+The schedules to the exhibit have been omitted from this filing pursuant to Item 601(a)(5) of Regulation S-K. The Company will furnish copies of any such schedules to the SEC upon request.
  

Copies of the above exhibits not contained herein are available to any stockholder, upon written request to: Chief Financial Officer, Usio, Inc., 3611 Paesanos Parkway, Suite 300, San Antonio, TX 78231.

 

ITEM 16. FORM 10-K SUMMARY

 

None.

 

SIGNATURES

 

Pursuant to the requirements of Section 13 or 15(d) of the Securities Exchange Act of 1934, the registrant has duly caused this report to be signed on its behalf by the undersigned, thereunto duly authorized.

 

 

Usio, Inc.

 

 

 

 

 

 

 

 

 

Date: March 30, 2021

By:

/s/ Louis A. Hoch

 

 

Louis A. Hoch

Chief Executive Officer

(Principal Executive Officer)

 

 

 

 

 

Date: March 30, 2021 By:/s/ Tom Jewell 
  

Tom Jewell

Chief Financial Officer

(Principal Financial and Accounting Officer)

 

 

Pursuant to the requirements of Section 13 or 15(d) of the Securities Exchange Act of 1934, this report has been signed below by the following persons on behalf of the registrant and in the capacities and on the dates indicated.

 

 

 

 

 

 

 

 

 

 

 

 

Date: March 30, 2021

By:

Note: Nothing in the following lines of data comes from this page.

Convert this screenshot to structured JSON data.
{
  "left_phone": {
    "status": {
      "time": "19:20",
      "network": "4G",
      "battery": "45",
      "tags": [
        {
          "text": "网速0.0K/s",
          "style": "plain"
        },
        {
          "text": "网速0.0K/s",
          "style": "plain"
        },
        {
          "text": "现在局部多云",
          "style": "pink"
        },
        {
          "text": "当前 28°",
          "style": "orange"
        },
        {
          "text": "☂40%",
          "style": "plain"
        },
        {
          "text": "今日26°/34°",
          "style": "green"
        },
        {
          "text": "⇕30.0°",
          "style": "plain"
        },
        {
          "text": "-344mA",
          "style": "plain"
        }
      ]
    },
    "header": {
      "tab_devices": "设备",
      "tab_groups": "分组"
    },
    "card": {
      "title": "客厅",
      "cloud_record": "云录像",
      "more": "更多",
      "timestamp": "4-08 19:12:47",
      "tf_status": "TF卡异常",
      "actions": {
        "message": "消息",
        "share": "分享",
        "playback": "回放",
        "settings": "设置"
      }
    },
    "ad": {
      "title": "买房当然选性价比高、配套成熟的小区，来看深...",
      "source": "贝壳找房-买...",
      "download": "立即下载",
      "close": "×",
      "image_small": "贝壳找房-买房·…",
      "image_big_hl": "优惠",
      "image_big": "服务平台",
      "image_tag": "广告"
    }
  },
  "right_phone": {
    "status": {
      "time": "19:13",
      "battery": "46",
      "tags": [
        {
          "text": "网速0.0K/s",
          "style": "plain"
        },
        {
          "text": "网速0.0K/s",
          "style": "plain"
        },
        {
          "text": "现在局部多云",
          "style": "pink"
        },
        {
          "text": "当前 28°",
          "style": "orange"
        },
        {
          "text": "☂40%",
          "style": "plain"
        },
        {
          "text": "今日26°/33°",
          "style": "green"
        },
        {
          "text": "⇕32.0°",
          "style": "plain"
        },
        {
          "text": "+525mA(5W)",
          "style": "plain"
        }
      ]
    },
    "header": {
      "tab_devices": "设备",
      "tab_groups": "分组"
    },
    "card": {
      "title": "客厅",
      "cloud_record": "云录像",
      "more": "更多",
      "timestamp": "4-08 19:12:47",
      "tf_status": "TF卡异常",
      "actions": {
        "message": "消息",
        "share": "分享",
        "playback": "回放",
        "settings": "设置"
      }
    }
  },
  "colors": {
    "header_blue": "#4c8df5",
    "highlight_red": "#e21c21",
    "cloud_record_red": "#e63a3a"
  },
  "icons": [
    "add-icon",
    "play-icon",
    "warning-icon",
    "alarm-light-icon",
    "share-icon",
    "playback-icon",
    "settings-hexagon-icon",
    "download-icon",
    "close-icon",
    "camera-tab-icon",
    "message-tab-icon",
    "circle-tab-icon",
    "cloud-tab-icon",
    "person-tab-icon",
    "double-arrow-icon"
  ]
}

/s/ Michael R. Long

 

 

Michael R. Long

 

 Chairman of the Board 

 

 

 

 

Date: March 30, 2021By:/s/ Tom Jewell 
 Tom Jewell 
 Chief Financial Officer 
 (Principal Financial and Accounting Officer) 
    
Date: March 30, 2021By:/s/ Louis A. Hoch 
 

Louis A. Hoch

President, Chief Executive Officer, and Director (Principal Executive Officer)

 
    
Date: March 30, 2021By:/s/ Blaise Bender 
 Blaise Bender 
 Director 
   
Date: March 30, 2021By:/s/ Ernesto Beyer 
 Ernesto Beyer 
 Director 
    
Date: March 30, 2021By:/s/ Bradley Rollins 
 Bradley Rollins 
 Director 

 

 

56